__TASK INSTRUCTIONS__
Reproduce every entry that follows word for word, but omit the images.

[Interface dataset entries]
——————————
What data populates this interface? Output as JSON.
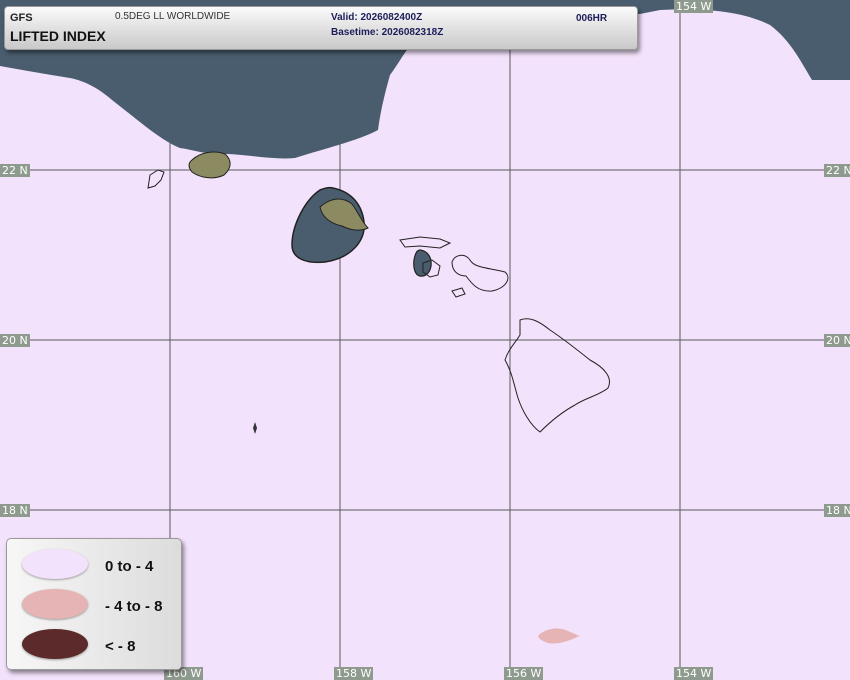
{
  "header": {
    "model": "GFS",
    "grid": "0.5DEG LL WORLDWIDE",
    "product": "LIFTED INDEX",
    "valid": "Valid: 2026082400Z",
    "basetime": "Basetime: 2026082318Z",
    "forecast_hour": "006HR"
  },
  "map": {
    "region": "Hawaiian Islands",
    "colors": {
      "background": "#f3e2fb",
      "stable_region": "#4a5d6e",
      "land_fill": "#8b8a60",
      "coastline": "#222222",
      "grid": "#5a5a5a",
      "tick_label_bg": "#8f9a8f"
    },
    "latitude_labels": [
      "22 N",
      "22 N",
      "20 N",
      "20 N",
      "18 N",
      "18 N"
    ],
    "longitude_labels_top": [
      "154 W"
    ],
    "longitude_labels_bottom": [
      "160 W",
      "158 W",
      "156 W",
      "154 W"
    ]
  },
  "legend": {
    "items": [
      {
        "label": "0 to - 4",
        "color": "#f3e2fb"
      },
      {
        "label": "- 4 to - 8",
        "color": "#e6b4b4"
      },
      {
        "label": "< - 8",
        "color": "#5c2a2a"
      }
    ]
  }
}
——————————
__TASK RESPONSE__
What data populates this interface? Output as JSON.
{
  "header": {
    "model": "GFS",
    "grid": "0.5DEG LL WORLDWIDE",
    "product": "LIFTED INDEX",
    "valid": "Valid: 2026082400Z",
    "basetime": "Basetime: 2026082318Z",
    "forecast_hour": "006HR"
  },
  "map": {
    "region": "Hawaiian Islands",
    "colors": {
      "background": "#f3e2fb",
      "stable_region": "#4a5d6e",
      "land_fill": "#8b8a60",
      "coastline": "#222222",
      "grid": "#5a5a5a",
      "tick_label_bg": "#8f9a8f"
    },
    "latitude_labels": [
      "22 N",
      "22 N",
      "20 N",
      "20 N",
      "18 N",
      "18 N"
    ],
    "longitude_labels_top": [
      "154 W"
    ],
    "longitude_labels_bottom": [
      "160 W",
      "158 W",
      "156 W",
      "154 W"
    ]
  },
  "legend": {
    "items": [
      {
        "label": "0 to - 4",
        "color": "#f3e2fb"
      },
      {
        "label": "- 4 to - 8",
        "color": "#e6b4b4"
      },
      {
        "label": "< - 8",
        "color": "#5c2a2a"
      }
    ]
  }
}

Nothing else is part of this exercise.